A typographical error in yesterday's editions incorrectly listed the scheduled opening date for the Metro subway Red Line extension between Van Ness Centre in Washington and Shady Grove Road in Rockville. That segment is scheduled to open in late 1983.

General Manager Richard S. Page proposed to Metro Board members yesterday a new construction schedule that would bring the 101-mile subway system to completion in 1989, nine months earlier than presently planned.

Page said he hoped the new schedule will be the basis in the coming months for local governments to negotiate a final contract that would guarantee the money for Metro's completion.

At the same time, Page Disclosed Metro's latest estimate of the total cost of the subway system, which he said has risen $450 million to $7.65 billion in the last 18 months.

The new schedule makes no changes in the first 60 miles of the system, 33 of which are now in operation. The Addison Road extension of the Blue Line from Stadium-Armory is scheduled late this year, to be followed a year later by the Red Line extension from Dupont Circle north to Van Ness Centre and in 1985 to Shady Grove Road north of Rockville. The 60 miles will be completed with the opening of the Huntington extension of the Blue Line from National Airport early in 1982.

Under the proposed new schedule for the remaining 40 miles:

The Potomac River crossing between the Pentagon and L'Enfant Plaza would be opened late in 1982, no change from the present schedule.

The Orange Line from Ballston to its final terminal in Vienna would open late in 1984, six months earlier than presently planned.

The Green Line from Gallery Place through Southwest Washington to Anacostia would open in the fall of 1985, as presently scheduled.

The Franconia/Springfield extension from Alexandria on the Yellow Line would open in mid-1986, a year later than presently scheduled.

The Glenmont extension of the Red Line from Silver Spring would open in mid-1986, a few months earlier than scheduled.

The Green Line from Anacostia to Rosecroft Raceway would open in spring 1987, a few months later than scheduled now.

The Green-Yellow Line from Fort Totten to Greenbelt would open in mid-1988, about a year earlier than scheduled.

The last leg of the Green-Yellow Line, from Gallery Place to Fort Totten, would open in mid-1989, as scheduled.

Although that proposed schedule is subject to negotiation, Page said it was based exlusively on engineering judgments as to the best way to schedule the project.

He said that the federal Department of Transportation and the Office of Management and Budget have invited Metro to make such a presentation despite the fact that money needs in early years exceed present federal projections.

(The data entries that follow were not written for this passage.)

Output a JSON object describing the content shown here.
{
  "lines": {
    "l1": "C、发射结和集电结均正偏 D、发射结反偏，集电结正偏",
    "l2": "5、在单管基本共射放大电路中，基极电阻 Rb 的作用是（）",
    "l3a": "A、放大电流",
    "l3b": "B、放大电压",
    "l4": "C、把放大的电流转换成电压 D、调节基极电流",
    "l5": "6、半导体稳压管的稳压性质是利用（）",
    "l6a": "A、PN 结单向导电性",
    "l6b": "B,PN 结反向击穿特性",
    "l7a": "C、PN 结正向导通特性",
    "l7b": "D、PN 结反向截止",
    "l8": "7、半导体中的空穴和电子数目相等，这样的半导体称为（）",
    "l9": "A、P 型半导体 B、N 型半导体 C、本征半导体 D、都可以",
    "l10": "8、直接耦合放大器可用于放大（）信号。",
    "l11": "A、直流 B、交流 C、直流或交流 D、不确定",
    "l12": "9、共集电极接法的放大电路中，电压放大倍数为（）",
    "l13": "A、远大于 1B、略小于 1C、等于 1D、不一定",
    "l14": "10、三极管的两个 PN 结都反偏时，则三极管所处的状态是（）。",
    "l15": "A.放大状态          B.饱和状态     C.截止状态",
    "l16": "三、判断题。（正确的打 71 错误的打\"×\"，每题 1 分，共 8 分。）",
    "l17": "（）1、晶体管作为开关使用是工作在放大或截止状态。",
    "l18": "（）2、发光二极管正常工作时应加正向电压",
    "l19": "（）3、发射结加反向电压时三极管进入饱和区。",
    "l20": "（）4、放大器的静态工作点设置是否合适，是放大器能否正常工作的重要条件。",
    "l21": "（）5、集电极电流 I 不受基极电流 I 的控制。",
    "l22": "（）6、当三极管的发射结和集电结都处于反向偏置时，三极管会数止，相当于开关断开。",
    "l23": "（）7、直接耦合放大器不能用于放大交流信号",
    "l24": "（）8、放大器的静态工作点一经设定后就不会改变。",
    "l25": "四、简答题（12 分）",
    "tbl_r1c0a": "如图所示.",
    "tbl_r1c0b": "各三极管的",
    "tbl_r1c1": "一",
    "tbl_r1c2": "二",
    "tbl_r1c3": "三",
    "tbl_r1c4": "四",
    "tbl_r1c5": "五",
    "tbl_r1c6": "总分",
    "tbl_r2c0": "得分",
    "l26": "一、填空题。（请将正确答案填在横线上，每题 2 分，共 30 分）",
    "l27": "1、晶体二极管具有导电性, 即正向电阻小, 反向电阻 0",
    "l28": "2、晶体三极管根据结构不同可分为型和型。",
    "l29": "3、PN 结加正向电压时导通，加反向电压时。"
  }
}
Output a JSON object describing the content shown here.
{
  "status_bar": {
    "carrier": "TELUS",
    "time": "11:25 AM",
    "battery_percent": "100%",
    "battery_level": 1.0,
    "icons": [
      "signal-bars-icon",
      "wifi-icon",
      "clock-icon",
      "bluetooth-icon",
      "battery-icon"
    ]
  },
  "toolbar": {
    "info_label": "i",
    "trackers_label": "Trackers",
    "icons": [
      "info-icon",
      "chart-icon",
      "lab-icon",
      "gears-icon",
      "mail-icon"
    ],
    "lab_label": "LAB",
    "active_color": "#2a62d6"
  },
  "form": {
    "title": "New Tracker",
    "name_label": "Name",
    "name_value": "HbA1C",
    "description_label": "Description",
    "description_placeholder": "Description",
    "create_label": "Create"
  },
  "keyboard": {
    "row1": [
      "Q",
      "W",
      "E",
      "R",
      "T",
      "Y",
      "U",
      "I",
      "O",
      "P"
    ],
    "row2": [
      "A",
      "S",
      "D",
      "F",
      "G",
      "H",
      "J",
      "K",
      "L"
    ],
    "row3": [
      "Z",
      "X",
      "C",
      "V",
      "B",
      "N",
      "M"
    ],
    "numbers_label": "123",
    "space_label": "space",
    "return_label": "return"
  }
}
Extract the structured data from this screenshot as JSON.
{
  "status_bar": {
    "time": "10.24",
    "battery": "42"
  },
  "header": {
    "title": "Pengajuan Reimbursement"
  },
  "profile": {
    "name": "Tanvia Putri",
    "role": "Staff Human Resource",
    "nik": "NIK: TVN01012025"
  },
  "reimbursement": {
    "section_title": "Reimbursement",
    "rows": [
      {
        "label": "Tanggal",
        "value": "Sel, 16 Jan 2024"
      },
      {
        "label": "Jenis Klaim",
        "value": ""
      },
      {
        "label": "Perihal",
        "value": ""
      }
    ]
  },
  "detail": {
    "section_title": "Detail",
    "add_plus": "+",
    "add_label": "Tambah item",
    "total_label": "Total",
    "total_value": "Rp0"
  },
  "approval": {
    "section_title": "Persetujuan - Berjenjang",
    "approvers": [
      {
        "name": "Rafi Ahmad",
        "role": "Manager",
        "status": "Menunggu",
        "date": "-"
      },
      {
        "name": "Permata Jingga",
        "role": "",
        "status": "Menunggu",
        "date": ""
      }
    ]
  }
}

Page released the estimate and the proposed schedule at a meeting of Metro's Ad Hoc Committee on the Financial Plan, a steering group of board members who have negotiated many of the scheduling and construction compromises that have been necessary in recent months to keep the Metro program alive.

The first official estimate of what it would cost to build Metro came in 1968 and totaled $2.5 billion.Metro is now projected to cost three times that amount and take twice as long to complete as originally scheduled.

"I have a lot more confidence about this [new] program, Page said in an interview. However, he said, if inflation exceeds Metro's estimates and if projects are delayed because of a lack of federal appropriations or local political delays, Metro "will cost more" than $7.65 billion.

Page said the $1.7 billion Metro money bill recently signed by President Carter authorizes sufficient federal funds to meet the new estimate, but leaves little room for further growth. Local governments must put up $1 for every $4 that the federal government provides, so any increase in cost means an increase in local contributions as well.

The new estimate reflects a 12 percent inflation rate in calendar 1979, assumes 10 percent in 1980 and 8.1 percent for the remaining nine years. The previous estimate had assumed inflation at 6 percent annually.

The new cost estimate surprise no one; the rate of inflation has been no secret. There was more interest yesterday in the proposed new construction schedule.